P.S. With 200+ mil in funding, you’d think Coursera would be able to hire a few designers to snazz up that congratulatory email. I’d love a little more flare to pair with that congrats.

My Coursera specialization experience summed up in 7 tweets.

I came. I tried. I tweeted.

These Twitter reflections read like a stream of complaints. And in a way they are. But they serve another purpose: reminding me about the challenges around creating online learning experiences that are engaging and motivating.

I’m building online courses for students. Right now they’re on-demand and asynchronous. In the future I aim to move to a hybrid model. I’m constantly thinking about how we improve engagement in online learning.

A note on forums: Courses rely on forums as their interactive element. While there is interaction (in some forums), the experience isn’t enjoyable. In fact, it’s often more work. When I get stuck, I have to search for the correct forum and skim through elements to find my answer. And not all courses have active forums, as evidenced by the last tweet. This Coursera course had run before so most responses, if there were any, were old.

 

 

Confessional: I’m a half-ass MOOC student

Self-reflection notes on completing my first two courses in the Coursera Interaction Design Specialization

I waited until the last minute each Sunday to complete my homework. Now I know what it feels like when I tell students to complete their job applications before they are due.

I didn’t watch all the videos. A friend told me it’s easier to just skim the text below for key concepts needed to complete the homework.
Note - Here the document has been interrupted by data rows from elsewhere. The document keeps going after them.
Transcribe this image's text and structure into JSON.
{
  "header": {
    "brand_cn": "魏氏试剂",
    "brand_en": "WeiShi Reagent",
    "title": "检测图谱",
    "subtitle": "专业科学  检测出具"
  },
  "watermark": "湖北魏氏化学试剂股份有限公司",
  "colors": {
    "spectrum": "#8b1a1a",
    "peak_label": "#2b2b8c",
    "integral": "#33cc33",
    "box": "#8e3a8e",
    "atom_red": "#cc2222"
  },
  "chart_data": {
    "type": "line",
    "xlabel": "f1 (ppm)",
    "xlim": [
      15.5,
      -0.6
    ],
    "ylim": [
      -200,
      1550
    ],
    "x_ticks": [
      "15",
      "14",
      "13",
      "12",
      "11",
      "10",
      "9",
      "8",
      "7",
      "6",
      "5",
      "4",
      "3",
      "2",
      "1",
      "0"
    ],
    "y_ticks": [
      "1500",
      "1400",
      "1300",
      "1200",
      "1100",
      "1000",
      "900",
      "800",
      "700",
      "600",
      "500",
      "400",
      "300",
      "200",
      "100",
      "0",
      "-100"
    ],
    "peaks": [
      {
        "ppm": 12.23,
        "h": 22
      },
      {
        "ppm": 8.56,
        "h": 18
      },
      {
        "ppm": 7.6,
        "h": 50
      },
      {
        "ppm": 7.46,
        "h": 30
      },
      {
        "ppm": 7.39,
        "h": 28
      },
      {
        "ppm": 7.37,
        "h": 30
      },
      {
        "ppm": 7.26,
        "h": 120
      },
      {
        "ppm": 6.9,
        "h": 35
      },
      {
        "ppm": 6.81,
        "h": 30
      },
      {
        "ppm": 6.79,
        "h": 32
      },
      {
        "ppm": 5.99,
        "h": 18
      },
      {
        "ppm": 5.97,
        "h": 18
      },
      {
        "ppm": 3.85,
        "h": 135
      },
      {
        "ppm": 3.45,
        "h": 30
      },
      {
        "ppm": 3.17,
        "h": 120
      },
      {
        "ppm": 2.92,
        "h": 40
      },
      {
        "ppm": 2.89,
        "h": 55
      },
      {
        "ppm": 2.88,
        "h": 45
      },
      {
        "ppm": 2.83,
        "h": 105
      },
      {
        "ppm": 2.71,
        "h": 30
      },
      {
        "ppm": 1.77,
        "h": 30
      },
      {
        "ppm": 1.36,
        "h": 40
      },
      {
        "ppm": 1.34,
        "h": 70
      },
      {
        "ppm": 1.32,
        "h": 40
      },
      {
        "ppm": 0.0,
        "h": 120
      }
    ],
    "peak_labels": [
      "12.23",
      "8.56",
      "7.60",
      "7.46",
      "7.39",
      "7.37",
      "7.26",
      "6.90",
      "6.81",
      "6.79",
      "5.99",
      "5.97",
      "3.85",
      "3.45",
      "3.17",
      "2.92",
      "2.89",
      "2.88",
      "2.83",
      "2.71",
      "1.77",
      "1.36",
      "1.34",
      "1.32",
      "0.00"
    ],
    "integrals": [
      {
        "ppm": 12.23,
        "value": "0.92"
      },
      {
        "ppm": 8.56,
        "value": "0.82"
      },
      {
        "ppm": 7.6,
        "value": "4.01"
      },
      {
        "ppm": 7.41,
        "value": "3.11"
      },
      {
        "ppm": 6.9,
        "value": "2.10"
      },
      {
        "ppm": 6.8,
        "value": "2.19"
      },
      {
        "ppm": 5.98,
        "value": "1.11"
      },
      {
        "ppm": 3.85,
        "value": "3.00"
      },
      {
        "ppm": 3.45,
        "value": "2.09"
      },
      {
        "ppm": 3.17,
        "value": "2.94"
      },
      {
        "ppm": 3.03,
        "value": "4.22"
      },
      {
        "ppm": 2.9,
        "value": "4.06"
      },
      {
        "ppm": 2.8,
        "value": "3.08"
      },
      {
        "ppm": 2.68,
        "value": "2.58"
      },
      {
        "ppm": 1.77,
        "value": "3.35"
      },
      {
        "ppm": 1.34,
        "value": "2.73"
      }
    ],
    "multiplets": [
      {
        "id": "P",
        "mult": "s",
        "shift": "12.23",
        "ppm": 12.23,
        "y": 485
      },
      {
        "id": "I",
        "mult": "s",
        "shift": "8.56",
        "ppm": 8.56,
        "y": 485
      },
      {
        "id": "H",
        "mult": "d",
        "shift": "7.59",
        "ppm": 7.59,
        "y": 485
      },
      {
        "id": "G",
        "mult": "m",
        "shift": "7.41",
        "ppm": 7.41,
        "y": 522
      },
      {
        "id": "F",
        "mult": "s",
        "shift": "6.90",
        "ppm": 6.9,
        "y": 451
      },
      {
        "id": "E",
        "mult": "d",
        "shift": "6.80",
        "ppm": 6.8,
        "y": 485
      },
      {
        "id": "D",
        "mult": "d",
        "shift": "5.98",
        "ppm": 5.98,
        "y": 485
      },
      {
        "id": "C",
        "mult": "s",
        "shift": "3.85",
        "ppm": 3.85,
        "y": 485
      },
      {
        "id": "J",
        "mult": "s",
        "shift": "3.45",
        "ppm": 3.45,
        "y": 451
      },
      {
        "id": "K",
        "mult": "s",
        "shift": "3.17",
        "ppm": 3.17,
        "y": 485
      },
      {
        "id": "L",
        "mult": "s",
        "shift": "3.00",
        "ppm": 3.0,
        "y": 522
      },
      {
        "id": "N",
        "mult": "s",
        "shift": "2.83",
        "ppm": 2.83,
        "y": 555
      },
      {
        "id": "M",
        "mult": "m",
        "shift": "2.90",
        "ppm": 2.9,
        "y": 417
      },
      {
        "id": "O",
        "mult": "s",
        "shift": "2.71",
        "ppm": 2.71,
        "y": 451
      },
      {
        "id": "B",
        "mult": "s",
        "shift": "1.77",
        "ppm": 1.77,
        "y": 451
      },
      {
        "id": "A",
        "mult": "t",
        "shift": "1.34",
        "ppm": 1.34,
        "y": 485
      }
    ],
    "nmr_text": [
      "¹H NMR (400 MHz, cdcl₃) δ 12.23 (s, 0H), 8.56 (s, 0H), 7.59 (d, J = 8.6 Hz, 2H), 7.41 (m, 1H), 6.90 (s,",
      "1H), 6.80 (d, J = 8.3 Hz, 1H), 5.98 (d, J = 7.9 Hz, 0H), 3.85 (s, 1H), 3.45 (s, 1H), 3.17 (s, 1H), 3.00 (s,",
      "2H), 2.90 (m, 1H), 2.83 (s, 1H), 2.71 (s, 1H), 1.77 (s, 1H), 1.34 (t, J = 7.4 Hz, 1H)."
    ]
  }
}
It was.

Sometimes I took the time to review other students work, a requirement to get my own homework graded. Other times I just clicked through. There is so much ambiguity in the grading process, especially across cultures, that I didn’t put much stock into reviewing others work. When I did, the ideas and homework were interesting. But without a way to talk to students about those ideas and ask questions, I quickly lost interest in the review activity. I felt bad, but not too bad – I have no connection to this community or class due to the distance effect and lack of community building in Coursera classes.

Even when I pay for the specialization, sign up for a skill that I’m passionate about learning more (user experience research), I still struggle to get the work done. Despite being obsessed with online learning and building courses for students, I struggle to complete online courses. I don’t enjoy the experience. The lack of connection to the professor, students, and learning environment leave me deeply unmotivated.

I am a half-ass MOOC student.